REQUIREMENT:
Lines that contain the string "artist" are the ones to list; copy all of them from the records.

SUPPLIED ENTRIES:
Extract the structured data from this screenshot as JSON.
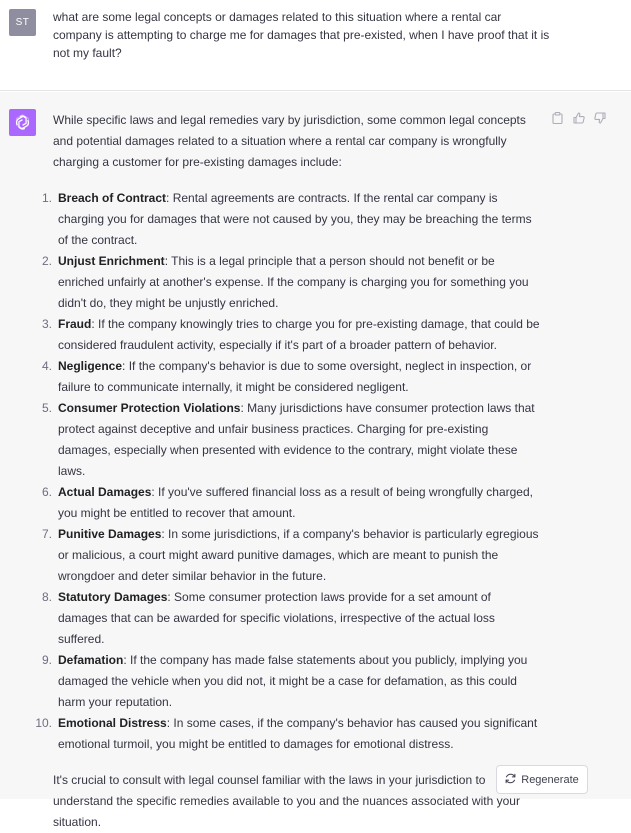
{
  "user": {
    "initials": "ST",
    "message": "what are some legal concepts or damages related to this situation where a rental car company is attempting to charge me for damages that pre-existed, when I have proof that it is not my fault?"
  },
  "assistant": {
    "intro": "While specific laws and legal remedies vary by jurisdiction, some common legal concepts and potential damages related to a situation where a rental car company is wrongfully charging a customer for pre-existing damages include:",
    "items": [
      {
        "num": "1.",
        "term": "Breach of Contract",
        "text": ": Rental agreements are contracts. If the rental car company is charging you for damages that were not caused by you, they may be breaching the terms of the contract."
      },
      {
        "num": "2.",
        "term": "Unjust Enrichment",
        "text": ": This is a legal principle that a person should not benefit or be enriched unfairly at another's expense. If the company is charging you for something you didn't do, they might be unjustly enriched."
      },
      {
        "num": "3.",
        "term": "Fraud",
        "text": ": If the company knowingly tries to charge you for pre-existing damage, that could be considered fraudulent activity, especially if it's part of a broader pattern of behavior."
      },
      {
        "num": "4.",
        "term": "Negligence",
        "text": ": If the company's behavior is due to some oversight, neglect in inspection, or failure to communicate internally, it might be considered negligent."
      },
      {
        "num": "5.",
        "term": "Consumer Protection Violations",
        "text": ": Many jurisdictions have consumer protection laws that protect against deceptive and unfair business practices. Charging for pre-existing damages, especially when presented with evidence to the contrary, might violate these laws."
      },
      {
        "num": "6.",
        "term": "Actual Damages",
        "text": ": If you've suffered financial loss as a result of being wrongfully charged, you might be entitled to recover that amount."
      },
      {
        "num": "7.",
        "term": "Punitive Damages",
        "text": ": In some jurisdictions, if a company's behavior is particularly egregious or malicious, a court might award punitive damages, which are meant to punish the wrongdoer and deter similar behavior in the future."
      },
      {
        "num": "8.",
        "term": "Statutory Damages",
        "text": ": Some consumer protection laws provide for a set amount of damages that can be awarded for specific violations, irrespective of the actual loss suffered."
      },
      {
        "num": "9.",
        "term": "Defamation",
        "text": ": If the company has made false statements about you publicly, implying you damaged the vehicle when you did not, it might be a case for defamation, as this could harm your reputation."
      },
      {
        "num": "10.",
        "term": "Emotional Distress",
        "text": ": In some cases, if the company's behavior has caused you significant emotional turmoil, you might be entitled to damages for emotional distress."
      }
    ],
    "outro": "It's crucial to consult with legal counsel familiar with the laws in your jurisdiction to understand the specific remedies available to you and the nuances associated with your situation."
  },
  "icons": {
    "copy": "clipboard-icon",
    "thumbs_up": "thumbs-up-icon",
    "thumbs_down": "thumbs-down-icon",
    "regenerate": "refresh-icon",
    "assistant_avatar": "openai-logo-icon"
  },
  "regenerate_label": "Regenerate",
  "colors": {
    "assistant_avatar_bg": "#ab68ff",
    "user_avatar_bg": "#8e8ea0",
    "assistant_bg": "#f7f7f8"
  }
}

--

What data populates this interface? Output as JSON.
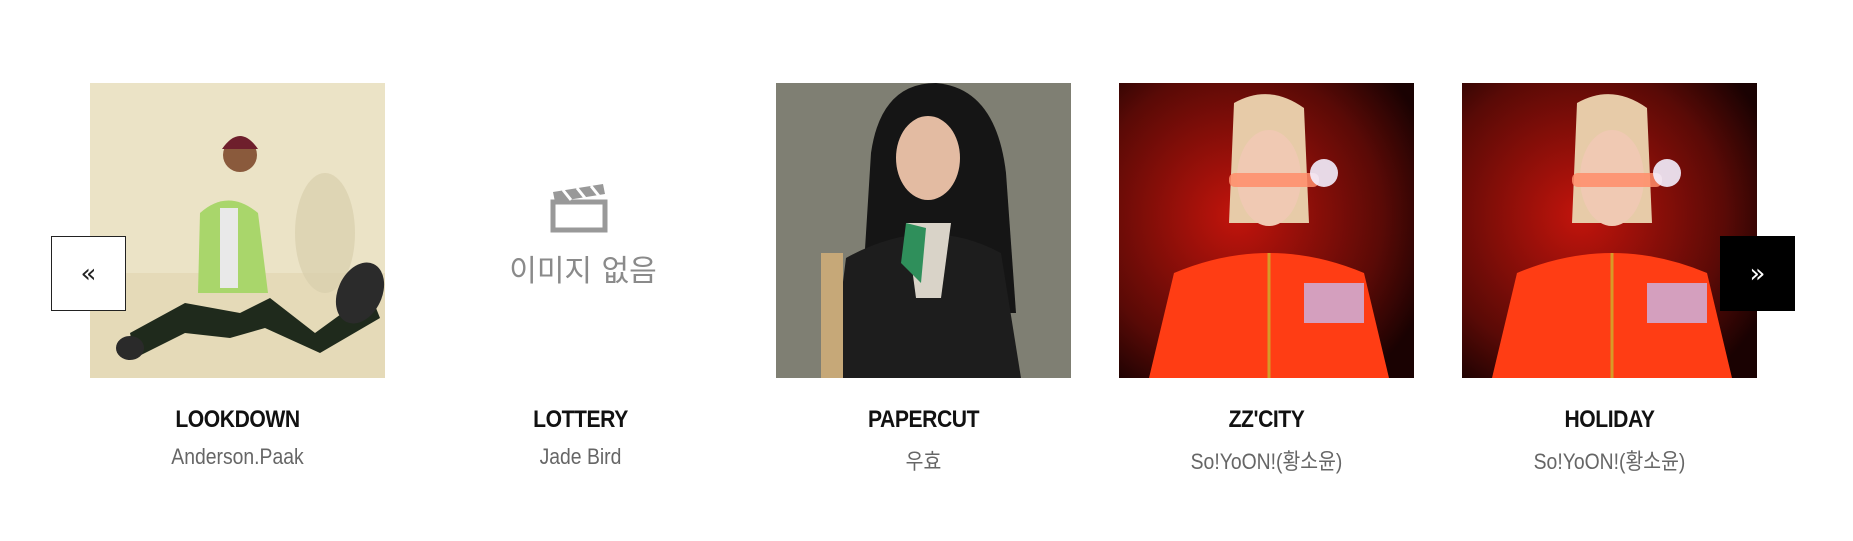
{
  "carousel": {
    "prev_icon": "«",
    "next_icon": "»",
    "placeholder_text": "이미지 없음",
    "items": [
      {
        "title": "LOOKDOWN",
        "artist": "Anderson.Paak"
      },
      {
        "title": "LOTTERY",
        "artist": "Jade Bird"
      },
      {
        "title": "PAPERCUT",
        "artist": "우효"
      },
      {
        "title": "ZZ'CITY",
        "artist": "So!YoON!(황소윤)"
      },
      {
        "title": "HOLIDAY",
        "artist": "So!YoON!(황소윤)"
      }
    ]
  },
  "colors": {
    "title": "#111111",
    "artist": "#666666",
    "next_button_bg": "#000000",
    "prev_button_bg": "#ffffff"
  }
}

EXERCISE ANSWER:
        "artist": "Anderson.Paak"
        "artist": "Jade Bird"
        "artist": "우효"
        "artist": "So!YoON!(황소윤)"
        "artist": "So!YoON!(황소윤)"
    "artist": "#666666",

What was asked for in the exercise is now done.